My brother went out for a month to our restaurant in the Leela New Delhi in India, I’m due to go after the holidays. If we can’t walk to it, we’ll fly to it, and if we can’t fly to it, we won’t do it. We have a friendship with the Nayyar family, they’re similar to the Forbes family here in the United States. They have wonderful goodwill, a true respect for the business world and the Indian population. They’re frequent guests of ours and they know our restaurants, and we work with Kempinski, so when we had the chance to work together in India, which is a blossoming market. I think of it like Las Vegas, where we were the first big restaurant (aside from Spago)—we were the first to the gold rush. If my father does it, because he’s so cautious, then lots of people will follow.
How do those Le Cirque signature dishes translate around the world?
Where we’re located in New Delhi, it’s a governmental-political kind of neighborhood, and we get a lot of that clientele.
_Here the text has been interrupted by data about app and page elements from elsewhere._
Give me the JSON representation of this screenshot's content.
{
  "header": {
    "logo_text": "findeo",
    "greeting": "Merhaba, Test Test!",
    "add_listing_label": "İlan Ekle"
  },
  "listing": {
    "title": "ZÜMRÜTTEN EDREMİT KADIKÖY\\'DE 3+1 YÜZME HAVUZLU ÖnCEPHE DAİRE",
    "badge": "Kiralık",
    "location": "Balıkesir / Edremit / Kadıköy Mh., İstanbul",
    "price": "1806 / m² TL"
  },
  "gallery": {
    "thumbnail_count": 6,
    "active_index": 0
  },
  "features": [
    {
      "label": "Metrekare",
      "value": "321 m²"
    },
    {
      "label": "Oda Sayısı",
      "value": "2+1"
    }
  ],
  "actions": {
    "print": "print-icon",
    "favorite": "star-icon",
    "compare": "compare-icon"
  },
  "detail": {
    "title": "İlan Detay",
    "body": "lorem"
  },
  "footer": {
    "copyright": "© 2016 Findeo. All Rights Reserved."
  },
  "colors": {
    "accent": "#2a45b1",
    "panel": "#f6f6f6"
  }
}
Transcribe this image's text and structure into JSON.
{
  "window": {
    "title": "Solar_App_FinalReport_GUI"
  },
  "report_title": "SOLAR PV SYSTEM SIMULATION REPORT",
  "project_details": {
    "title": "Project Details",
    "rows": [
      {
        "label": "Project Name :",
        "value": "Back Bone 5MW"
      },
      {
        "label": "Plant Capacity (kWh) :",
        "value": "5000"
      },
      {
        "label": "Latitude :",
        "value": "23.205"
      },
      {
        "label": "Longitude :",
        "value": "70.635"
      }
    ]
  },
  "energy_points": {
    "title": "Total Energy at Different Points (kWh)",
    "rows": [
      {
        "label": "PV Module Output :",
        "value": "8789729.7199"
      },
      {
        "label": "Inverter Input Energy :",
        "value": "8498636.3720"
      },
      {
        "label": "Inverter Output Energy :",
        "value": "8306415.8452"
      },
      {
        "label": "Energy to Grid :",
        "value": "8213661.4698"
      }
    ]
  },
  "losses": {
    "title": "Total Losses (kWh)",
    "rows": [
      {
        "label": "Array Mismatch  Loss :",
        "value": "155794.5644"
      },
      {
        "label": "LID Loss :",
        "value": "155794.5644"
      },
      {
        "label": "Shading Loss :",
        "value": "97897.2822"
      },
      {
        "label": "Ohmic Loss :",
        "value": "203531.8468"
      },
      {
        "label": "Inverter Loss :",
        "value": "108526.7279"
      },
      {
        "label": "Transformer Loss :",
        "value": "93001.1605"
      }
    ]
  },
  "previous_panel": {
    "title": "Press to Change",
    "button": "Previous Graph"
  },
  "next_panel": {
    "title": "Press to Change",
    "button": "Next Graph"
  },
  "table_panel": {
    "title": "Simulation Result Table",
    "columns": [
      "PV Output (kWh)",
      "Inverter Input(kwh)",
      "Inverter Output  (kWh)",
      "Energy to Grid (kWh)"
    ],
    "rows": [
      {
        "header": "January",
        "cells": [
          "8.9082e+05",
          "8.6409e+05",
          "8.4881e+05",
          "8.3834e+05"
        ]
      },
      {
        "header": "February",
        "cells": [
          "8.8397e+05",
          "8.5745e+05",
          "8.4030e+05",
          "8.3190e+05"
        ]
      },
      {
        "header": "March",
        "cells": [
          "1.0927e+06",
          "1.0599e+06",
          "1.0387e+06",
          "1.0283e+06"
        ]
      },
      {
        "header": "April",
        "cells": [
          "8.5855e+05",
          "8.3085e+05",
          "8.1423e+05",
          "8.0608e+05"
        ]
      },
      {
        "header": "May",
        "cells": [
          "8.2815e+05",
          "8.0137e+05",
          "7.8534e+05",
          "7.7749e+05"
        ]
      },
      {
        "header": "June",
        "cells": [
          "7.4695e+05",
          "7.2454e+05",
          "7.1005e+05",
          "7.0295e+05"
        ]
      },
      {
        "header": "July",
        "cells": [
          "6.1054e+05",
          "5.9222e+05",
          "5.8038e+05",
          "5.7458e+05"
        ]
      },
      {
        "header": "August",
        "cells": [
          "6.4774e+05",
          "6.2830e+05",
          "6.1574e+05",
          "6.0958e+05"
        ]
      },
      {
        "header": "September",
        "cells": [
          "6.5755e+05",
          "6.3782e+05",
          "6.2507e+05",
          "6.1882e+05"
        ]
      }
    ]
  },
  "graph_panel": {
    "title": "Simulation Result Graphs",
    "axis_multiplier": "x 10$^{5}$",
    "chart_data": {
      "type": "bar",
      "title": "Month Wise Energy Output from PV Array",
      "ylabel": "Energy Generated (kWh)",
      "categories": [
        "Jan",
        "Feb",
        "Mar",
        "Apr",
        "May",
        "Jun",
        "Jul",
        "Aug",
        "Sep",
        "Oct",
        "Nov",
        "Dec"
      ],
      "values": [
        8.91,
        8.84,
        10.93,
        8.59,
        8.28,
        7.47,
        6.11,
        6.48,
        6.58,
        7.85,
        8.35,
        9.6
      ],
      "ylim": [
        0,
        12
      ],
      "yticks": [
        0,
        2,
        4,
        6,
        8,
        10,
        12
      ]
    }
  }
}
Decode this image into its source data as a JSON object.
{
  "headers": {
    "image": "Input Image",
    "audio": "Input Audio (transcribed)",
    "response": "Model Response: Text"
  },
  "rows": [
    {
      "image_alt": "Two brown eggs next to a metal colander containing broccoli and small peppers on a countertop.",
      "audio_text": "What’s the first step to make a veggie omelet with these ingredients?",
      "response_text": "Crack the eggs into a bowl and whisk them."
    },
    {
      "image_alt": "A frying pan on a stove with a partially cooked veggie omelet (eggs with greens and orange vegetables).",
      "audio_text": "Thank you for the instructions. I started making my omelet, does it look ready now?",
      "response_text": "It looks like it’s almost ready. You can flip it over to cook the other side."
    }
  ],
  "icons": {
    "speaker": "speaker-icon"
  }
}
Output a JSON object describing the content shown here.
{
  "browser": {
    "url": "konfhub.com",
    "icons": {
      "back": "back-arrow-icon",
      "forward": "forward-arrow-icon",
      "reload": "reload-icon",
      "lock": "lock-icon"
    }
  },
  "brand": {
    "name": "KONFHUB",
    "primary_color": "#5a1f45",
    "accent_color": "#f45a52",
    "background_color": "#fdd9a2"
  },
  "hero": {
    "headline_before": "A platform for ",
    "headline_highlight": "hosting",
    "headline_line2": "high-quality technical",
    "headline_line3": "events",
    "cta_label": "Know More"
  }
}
We realized quickly that the French palate wasn’t something the Indian population liked so much, and they preferred Italian, which was not a problem for us, so we focused on the Italian preparations we’ve always offered. The pastas are the most popular by far, and they really love fish preparations. Our chef is an Italian national, born in Italy but of Indian descent, Mickey Bhoti, and he’s just perfectly in line with what we do over there—lobster risotto, not just white-sauce-red-sauce kind of cuisine. They do traditional crudo, with extra-virgin olive oil instead of wasabi, fish carpaccio, things like that.
What about the design signatures? Are they standard from restaurant to restaurant?
A lot of people say oh, we’re going to Le Cirque, so they’re looking for lions and tigers on the ceiling. My father coined the name when he was a waiter at Maxime’s in Paris. All the people pushing out of the doorway in furs and evening gowns, shoving each other to get up to the host, it was a circus in there; that’s where the name comes from. He was talking about that experience of excitement and dynamism, which is what he liked about it. We design in partnership with the venues, but Adam Tihany, who is our architect of choice, has built all our restaurants except the original in 1974, and the locations in the Dominican Republic and India, because in India they already had a design theme that was prevalent throughout the hotel. Our accents and themes were incorporated, though, and he provided drawings of our other restaurants. We try to keep a common theme, but it has to be an elegant restaurant that is flattering to the ladies, and a space that is appropriate for celebration.
How would you characterize the overall feel of the restaurant? What does it add to the hotels and cities you choose?
The energy and quality and traditions are what set us apart. I don’t mean a stodgy waiter with a greased mustache, but the standards and food traditions have stood us well in New York’s tough market, which is a unique experience to diners elsewhere. Not being a chef-driven restaurant, I believe our offering of the total experience is what we bring to the table. There are better chefs than ours, but ours are keyed into the dining experience, and our customers come back because of the atmosphere. They can entertain here, we can offer them everything food-wise, as well as the host—an order off the menu, a special request—we’ll never say no. Over four decades you get a feel for your customers, and you want them to be regulars. You have to make them feel like they’re at home—if we have it in the fridge, we’ll cook it for you. They’re elegant but also comfortable.